▸ **YOUR OBJECTIVE**
All entries must be repeated exactly. No picture should appear in the result.

▸ **THE RECORDS**

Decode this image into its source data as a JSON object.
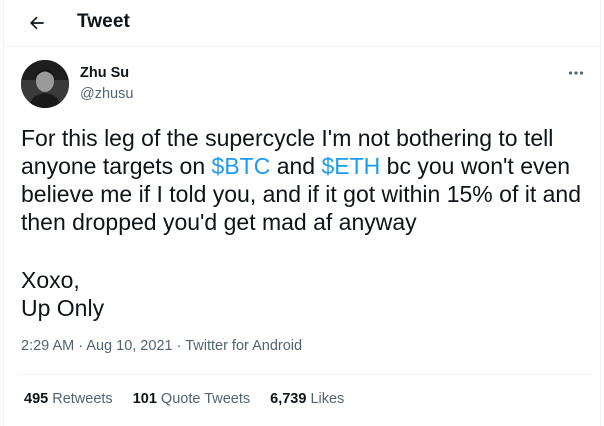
{
  "header": {
    "back_icon": "arrow-left-icon",
    "title": "Tweet"
  },
  "author": {
    "name": "Zhu Su",
    "handle": "@zhusu",
    "more_icon": "more-horizontal-icon"
  },
  "tweet": {
    "text_part1": "For this leg of the supercycle I'm not bothering to tell anyone targets on ",
    "cashtag1": "$BTC",
    "text_part2": " and ",
    "cashtag2": "$ETH",
    "text_part3": " bc you won't even believe me if I told you, and if it got within 15% of it and then dropped you'd get mad af anyway",
    "signoff_line1": "Xoxo,",
    "signoff_line2": "Up Only"
  },
  "meta": {
    "time": "2:29 AM",
    "sep1": " · ",
    "date": "Aug 10, 2021",
    "sep2": " · ",
    "source": "Twitter for Android"
  },
  "stats": {
    "retweets_count": "495",
    "retweets_label": "Retweets",
    "quote_count": "101",
    "quote_label": "Quote Tweets",
    "likes_count": "6,739",
    "likes_label": "Likes"
  },
  "colors": {
    "accent": "#1d9bf0",
    "text": "#0f1419",
    "secondary": "#536471",
    "border": "#eff3f4"
  }
}
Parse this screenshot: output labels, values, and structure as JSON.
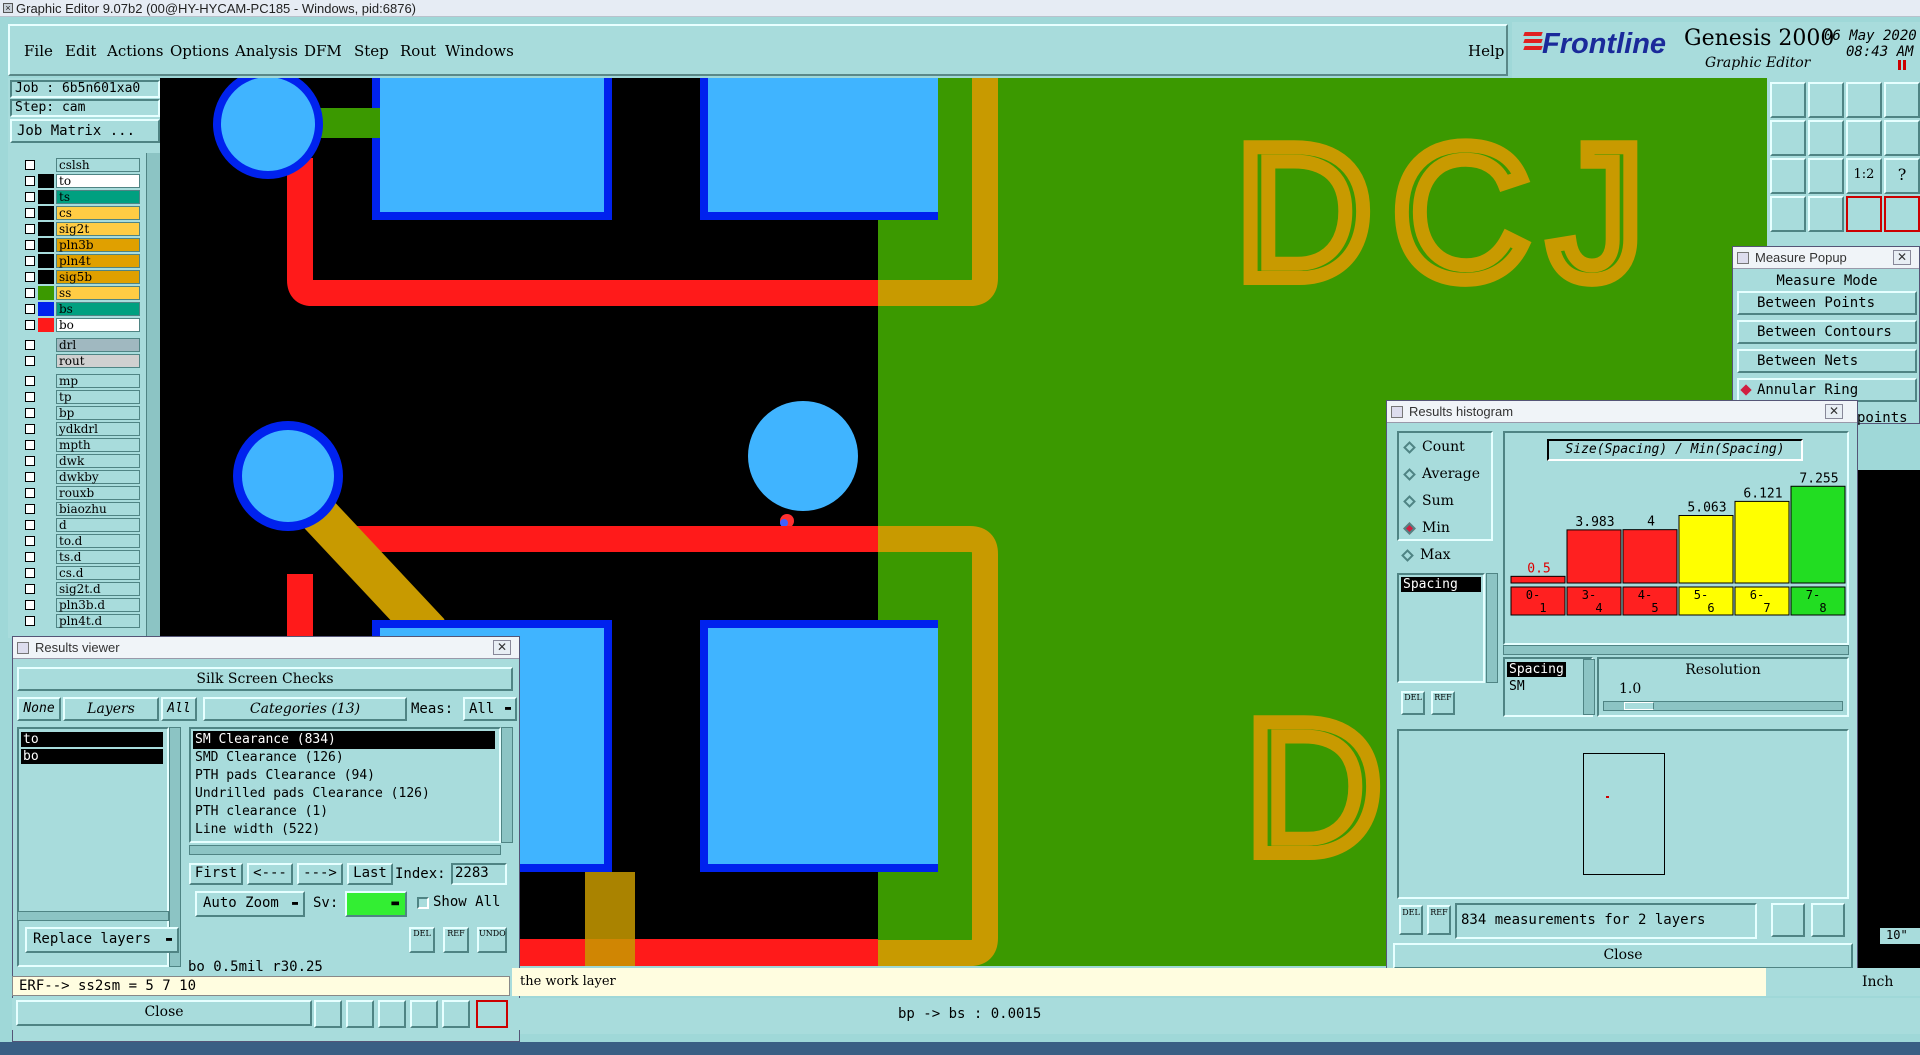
{
  "window": {
    "title": "Graphic Editor 9.07b2 (00@HY-HYCAM-PC185 - Windows, pid:6876)"
  },
  "menu": {
    "items": [
      "File",
      "Edit",
      "Actions",
      "Options",
      "Analysis",
      "DFM",
      "Step",
      "Rout",
      "Windows"
    ],
    "help": "Help"
  },
  "brand": {
    "logo": "Frontline",
    "product": "Genesis 2000",
    "subtitle": "Graphic Editor",
    "date": "06 May 2020",
    "time": "08:43 AM"
  },
  "job": {
    "job_label": "Job : 6b5n601xa0",
    "step_label": "Step: cam",
    "matrix_button": "Job Matrix ..."
  },
  "layers": {
    "items": [
      {
        "name": "cslsh",
        "color": "#a8dcdc"
      },
      {
        "name": "to",
        "color": "#ffffff"
      },
      {
        "name": "ts",
        "color": "#00a080"
      },
      {
        "name": "cs",
        "color": "#ffcc44"
      },
      {
        "name": "sig2t",
        "color": "#ffcc44"
      },
      {
        "name": "pln3b",
        "color": "#e0a000"
      },
      {
        "name": "pln4t",
        "color": "#e0a000"
      },
      {
        "name": "sig5b",
        "color": "#e0a000"
      },
      {
        "name": "ss",
        "color": "#ffcc44"
      },
      {
        "name": "bs",
        "color": "#00a080"
      },
      {
        "name": "bo",
        "color": "#ffffff"
      }
    ],
    "items2": [
      {
        "name": "drl",
        "color": "#a0b8c0"
      },
      {
        "name": "rout",
        "color": "#d0d0d0"
      }
    ],
    "items3": [
      "mp",
      "tp",
      "bp",
      "ydkdrl",
      "mpth",
      "dwk",
      "dwkby",
      "rouxb",
      "biaozhu",
      "d",
      "to.d",
      "ts.d",
      "cs.d",
      "sig2t.d",
      "pln3b.d",
      "pln4t.d"
    ]
  },
  "canvas": {
    "silk_text_1": "DCJ",
    "silk_text_2": "D",
    "work_layer_msg": "the work layer"
  },
  "results_viewer": {
    "title": "Results viewer",
    "header": "Silk Screen Checks",
    "none_btn": "None",
    "layers_btn": "Layers",
    "all_btn": "All",
    "categories_btn": "Categories (13)",
    "meas_label": "Meas:",
    "meas_value": "All",
    "layer_list": [
      "to",
      "bo"
    ],
    "categories": [
      "SM Clearance (834)",
      "SMD Clearance (126)",
      "PTH pads Clearance (94)",
      "Undrilled pads Clearance (126)",
      "PTH clearance (1)",
      "Line width (522)"
    ],
    "first": "First",
    "prev": "<---",
    "next": "--->",
    "last": "Last",
    "index_label": "Index:",
    "index_value": "2283",
    "auto_zoom": "Auto Zoom",
    "sv_label": "Sv:",
    "show_all": "Show All",
    "replace_layers": "Replace layers",
    "info_line": "bo 0.5mil  r30.25",
    "erf_line": "ERF--> ss2sm = 5 7 10",
    "close": "Close",
    "del": "DEL",
    "ref": "REF",
    "undo": "UNDO"
  },
  "measure_popup": {
    "title": "Measure Popup",
    "mode_header": "Measure Mode",
    "modes": [
      "Between Points",
      "Between Contours",
      "Between Nets",
      "Annular Ring"
    ],
    "partial": "points"
  },
  "histogram": {
    "title": "Results histogram",
    "options": [
      "Count",
      "Average",
      "Sum",
      "Min",
      "Max"
    ],
    "selected": "Min",
    "list_item": "Spacing",
    "chart_title": "Size(Spacing) / Min(Spacing)",
    "spacing_label": "Spacing",
    "sm_label": "SM",
    "resolution_label": "Resolution",
    "resolution_value": "1.0",
    "status": "834 measurements for 2 layers",
    "close": "Close",
    "del": "DEL",
    "ref": "REF"
  },
  "chart_data": {
    "type": "bar",
    "title": "Size(Spacing) / Min(Spacing)",
    "categories": [
      "0-1",
      "3-4",
      "4-5",
      "5-6",
      "6-7",
      "7-8"
    ],
    "values": [
      0.5,
      3.983,
      4,
      5.063,
      6.121,
      7.255
    ],
    "value_labels": [
      "0.5",
      "3.983",
      "4",
      "5.063",
      "6.121",
      "7.255"
    ],
    "bar_colors": [
      "#ff2020",
      "#ff2020",
      "#ff2020",
      "#ffff00",
      "#ffff00",
      "#22dd22"
    ],
    "xlabel": "",
    "ylabel": "",
    "ylim": [
      0,
      7.5
    ]
  },
  "status_bar": {
    "center_text": "bp -> bs : 0.0015",
    "units": "Inch",
    "partial_value": "10\""
  },
  "colors": {
    "panel": "#a8dcdc",
    "copper": "#c89a00",
    "plane": "#3b9900",
    "trace": "#ff1a1a",
    "pad": "#40b4ff",
    "pad_outline": "#0022ee"
  }
}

▸ **RESULT OF THIS TASK**
Decode this image into its source data as a JSON object.
{
  "header": {
    "back_icon": "arrow-left-icon",
    "title": "Tweet"
  },
  "author": {
    "name": "Zhu Su",
    "handle": "@zhusu",
    "more_icon": "more-horizontal-icon"
  },
  "tweet": {
    "text_part1": "For this leg of the supercycle I'm not bothering to tell anyone targets on ",
    "cashtag1": "$BTC",
    "text_part2": " and ",
    "cashtag2": "$ETH",
    "text_part3": " bc you won't even believe me if I told you, and if it got within 15% of it and then dropped you'd get mad af anyway",
    "signoff_line1": "Xoxo,",
    "signoff_line2": "Up Only"
  },
  "meta": {
    "time": "2:29 AM",
    "sep1": " · ",
    "date": "Aug 10, 2021",
    "sep2": " · ",
    "source": "Twitter for Android"
  },
  "stats": {
    "retweets_count": "495",
    "retweets_label": "Retweets",
    "quote_count": "101",
    "quote_label": "Quote Tweets",
    "likes_count": "6,739",
    "likes_label": "Likes"
  },
  "colors": {
    "accent": "#1d9bf0",
    "text": "#0f1419",
    "secondary": "#536471",
    "border": "#eff3f4"
  }
}
Parse this screenshot: output labels, values, and structure as JSON.
{
  "window": {
    "title": "Graphic Editor 9.07b2 (00@HY-HYCAM-PC185 - Windows, pid:6876)"
  },
  "menu": {
    "items": [
      "File",
      "Edit",
      "Actions",
      "Options",
      "Analysis",
      "DFM",
      "Step",
      "Rout",
      "Windows"
    ],
    "help": "Help"
  },
  "brand": {
    "logo": "Frontline",
    "product": "Genesis 2000",
    "subtitle": "Graphic Editor",
    "date": "06 May 2020",
    "time": "08:43 AM"
  },
  "job": {
    "job_label": "Job : 6b5n601xa0",
    "step_label": "Step: cam",
    "matrix_button": "Job Matrix ..."
  },
  "layers": {
    "items": [
      {
        "name": "cslsh",
        "color": "#a8dcdc"
      },
      {
        "name": "to",
        "color": "#ffffff"
      },
      {
        "name": "ts",
        "color": "#00a080"
      },
      {
        "name": "cs",
        "color": "#ffcc44"
      },
      {
        "name": "sig2t",
        "color": "#ffcc44"
      },
      {
        "name": "pln3b",
        "color": "#e0a000"
      },
      {
        "name": "pln4t",
        "color": "#e0a000"
      },
      {
        "name": "sig5b",
        "color": "#e0a000"
      },
      {
        "name": "ss",
        "color": "#ffcc44"
      },
      {
        "name": "bs",
        "color": "#00a080"
      },
      {
        "name": "bo",
        "color": "#ffffff"
      }
    ],
    "items2": [
      {
        "name": "drl",
        "color": "#a0b8c0"
      },
      {
        "name": "rout",
        "color": "#d0d0d0"
      }
    ],
    "items3": [
      "mp",
      "tp",
      "bp",
      "ydkdrl",
      "mpth",
      "dwk",
      "dwkby",
      "rouxb",
      "biaozhu",
      "d",
      "to.d",
      "ts.d",
      "cs.d",
      "sig2t.d",
      "pln3b.d",
      "pln4t.d"
    ]
  },
  "canvas": {
    "silk_text_1": "DCJ",
    "silk_text_2": "D",
    "work_layer_msg": "the work layer"
  },
  "results_viewer": {
    "title": "Results viewer",
    "header": "Silk Screen Checks",
    "none_btn": "None",
    "layers_btn": "Layers",
    "all_btn": "All",
    "categories_btn": "Categories (13)",
    "meas_label": "Meas:",
    "meas_value": "All",
    "layer_list": [
      "to",
      "bo"
    ],
    "categories": [
      "SM Clearance (834)",
      "SMD Clearance (126)",
      "PTH pads Clearance (94)",
      "Undrilled pads Clearance (126)",
      "PTH clearance (1)",
      "Line width (522)"
    ],
    "first": "First",
    "prev": "<---",
    "next": "--->",
    "last": "Last",
    "index_label": "Index:",
    "index_value": "2283",
    "auto_zoom": "Auto Zoom",
    "sv_label": "Sv:",
    "show_all": "Show All",
    "replace_layers": "Replace layers",
    "info_line": "bo 0.5mil  r30.25",
    "erf_line": "ERF--> ss2sm = 5 7 10",
    "close": "Close",
    "del": "DEL",
    "ref": "REF",
    "undo": "UNDO"
  },
  "measure_popup": {
    "title": "Measure Popup",
    "mode_header": "Measure Mode",
    "modes": [
      "Between Points",
      "Between Contours",
      "Between Nets",
      "Annular Ring"
    ],
    "partial": "points"
  },
  "histogram": {
    "title": "Results histogram",
    "options": [
      "Count",
      "Average",
      "Sum",
      "Min",
      "Max"
    ],
    "selected": "Min",
    "list_item": "Spacing",
    "chart_title": "Size(Spacing) / Min(Spacing)",
    "spacing_label": "Spacing",
    "sm_label": "SM",
    "resolution_label": "Resolution",
    "resolution_value": "1.0",
    "status": "834 measurements for 2 layers",
    "close": "Close",
    "del": "DEL",
    "ref": "REF"
  },
  "chart_data": {
    "type": "bar",
    "title": "Size(Spacing) / Min(Spacing)",
    "categories": [
      "0-1",
      "3-4",
      "4-5",
      "5-6",
      "6-7",
      "7-8"
    ],
    "values": [
      0.5,
      3.983,
      4,
      5.063,
      6.121,
      7.255
    ],
    "value_labels": [
      "0.5",
      "3.983",
      "4",
      "5.063",
      "6.121",
      "7.255"
    ],
    "bar_colors": [
      "#ff2020",
      "#ff2020",
      "#ff2020",
      "#ffff00",
      "#ffff00",
      "#22dd22"
    ],
    "xlabel": "",
    "ylabel": "",
    "ylim": [
      0,
      7.5
    ]
  },
  "status_bar": {
    "center_text": "bp -> bs : 0.0015",
    "units": "Inch",
    "partial_value": "10\""
  },
  "colors": {
    "panel": "#a8dcdc",
    "copper": "#c89a00",
    "plane": "#3b9900",
    "trace": "#ff1a1a",
    "pad": "#40b4ff",
    "pad_outline": "#0022ee"
  }
}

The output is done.